    Technology is disruptive because it changes the rules so what was true before is no longer true (it wasnt practical to send your students a letter each week, it is practical to send them an email)

    In the last mooc I did I started putting down my thoughts on what technology IS in relation to education
    I will try to expand on it a bit if I get time on this mooc

  2. cheers Joseph, I've subscribed to your blog to keep up. I think you just have to watch some richard feynman videos on youtube to realise that teaching is about inspiring changes in a person's mindset. Technology is part of that, but nowhere near as important as the inspiration. Its not a paint your pedagogy by numbers using technology and templated platforms. The basic truth about learning (and perhaps something you don't understand unless you've done a philosophy course) is that that mindset change may not happen for several years after.

    Perhaps teaching is more about mindset-midwifery rather than knowledge-transfer...

    I recently had a eureka moment which had its roots in a teacher from my PGCE several years ago. I wanted to write to her to praise her for being such a good teacher, and I didn't even realise it at the time. (ps and she never used technology, or 'learning outcomes'.

  3. Interesting post. Especially striking is this half-sentence:

    "The technology wants to disrupt everything in its purest form..."

    Is it the technology that is doing the driving? Apart from the teacher, are there not other, shadier figures trying to elbow their way into the driving seat? How about the corporate interests behind the tech? And how about schools and governments that see an opportunity to cut teaching staff and increase class sizes, and use the tech to keep tabs on pupils and teachers? How about teachers who are tired of eking a living teaching offline, and dream of bigger bucks online?

    Perhaps its less like a polite car-sharing agreement between neighbours and more like an ugly scheme to privatise public transport.

    By the way, also liked your post about Sugata Mitra.
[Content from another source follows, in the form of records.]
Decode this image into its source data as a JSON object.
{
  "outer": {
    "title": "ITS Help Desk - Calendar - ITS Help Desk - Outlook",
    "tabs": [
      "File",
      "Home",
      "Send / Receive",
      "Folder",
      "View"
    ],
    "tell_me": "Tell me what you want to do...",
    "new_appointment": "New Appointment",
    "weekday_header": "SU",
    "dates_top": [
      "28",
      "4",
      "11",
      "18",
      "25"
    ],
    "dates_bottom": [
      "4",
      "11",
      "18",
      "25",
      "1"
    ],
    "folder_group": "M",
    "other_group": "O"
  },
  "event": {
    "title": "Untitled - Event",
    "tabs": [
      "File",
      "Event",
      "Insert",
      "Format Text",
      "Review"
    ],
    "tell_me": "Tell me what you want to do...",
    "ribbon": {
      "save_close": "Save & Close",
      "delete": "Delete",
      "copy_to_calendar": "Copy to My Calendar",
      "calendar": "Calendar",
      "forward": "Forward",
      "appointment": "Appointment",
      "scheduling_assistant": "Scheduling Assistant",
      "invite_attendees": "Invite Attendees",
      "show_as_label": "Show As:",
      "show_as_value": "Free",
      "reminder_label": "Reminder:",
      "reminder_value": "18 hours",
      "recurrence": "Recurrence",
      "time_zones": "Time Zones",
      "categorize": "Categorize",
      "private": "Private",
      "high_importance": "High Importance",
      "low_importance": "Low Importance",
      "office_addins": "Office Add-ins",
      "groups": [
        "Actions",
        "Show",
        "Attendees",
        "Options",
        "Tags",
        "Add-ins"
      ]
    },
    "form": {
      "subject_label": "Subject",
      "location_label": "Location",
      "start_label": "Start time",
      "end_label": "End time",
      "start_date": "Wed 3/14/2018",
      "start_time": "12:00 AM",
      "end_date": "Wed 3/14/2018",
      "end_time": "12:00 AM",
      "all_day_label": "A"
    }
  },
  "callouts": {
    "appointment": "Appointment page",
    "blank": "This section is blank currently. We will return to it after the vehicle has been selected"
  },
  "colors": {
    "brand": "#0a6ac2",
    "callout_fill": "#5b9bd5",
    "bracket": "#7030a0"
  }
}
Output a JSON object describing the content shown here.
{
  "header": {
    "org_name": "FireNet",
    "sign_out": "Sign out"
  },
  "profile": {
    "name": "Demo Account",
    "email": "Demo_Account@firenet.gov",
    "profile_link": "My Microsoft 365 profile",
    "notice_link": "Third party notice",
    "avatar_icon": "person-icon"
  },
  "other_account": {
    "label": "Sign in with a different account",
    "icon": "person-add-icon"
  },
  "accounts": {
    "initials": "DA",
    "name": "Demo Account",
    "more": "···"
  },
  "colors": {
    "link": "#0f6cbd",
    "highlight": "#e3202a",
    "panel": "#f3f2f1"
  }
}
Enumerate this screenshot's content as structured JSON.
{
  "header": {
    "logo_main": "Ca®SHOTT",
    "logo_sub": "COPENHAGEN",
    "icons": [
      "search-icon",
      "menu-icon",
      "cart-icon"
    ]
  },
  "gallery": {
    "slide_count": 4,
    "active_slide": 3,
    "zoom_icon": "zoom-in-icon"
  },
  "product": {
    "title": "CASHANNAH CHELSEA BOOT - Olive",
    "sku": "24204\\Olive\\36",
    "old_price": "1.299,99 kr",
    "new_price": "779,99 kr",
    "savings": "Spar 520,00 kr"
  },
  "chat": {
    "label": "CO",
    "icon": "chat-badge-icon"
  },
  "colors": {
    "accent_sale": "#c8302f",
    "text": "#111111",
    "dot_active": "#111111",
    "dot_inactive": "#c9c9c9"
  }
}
Hope you don't mind the plug, but our rather more critical comments about the same man are here: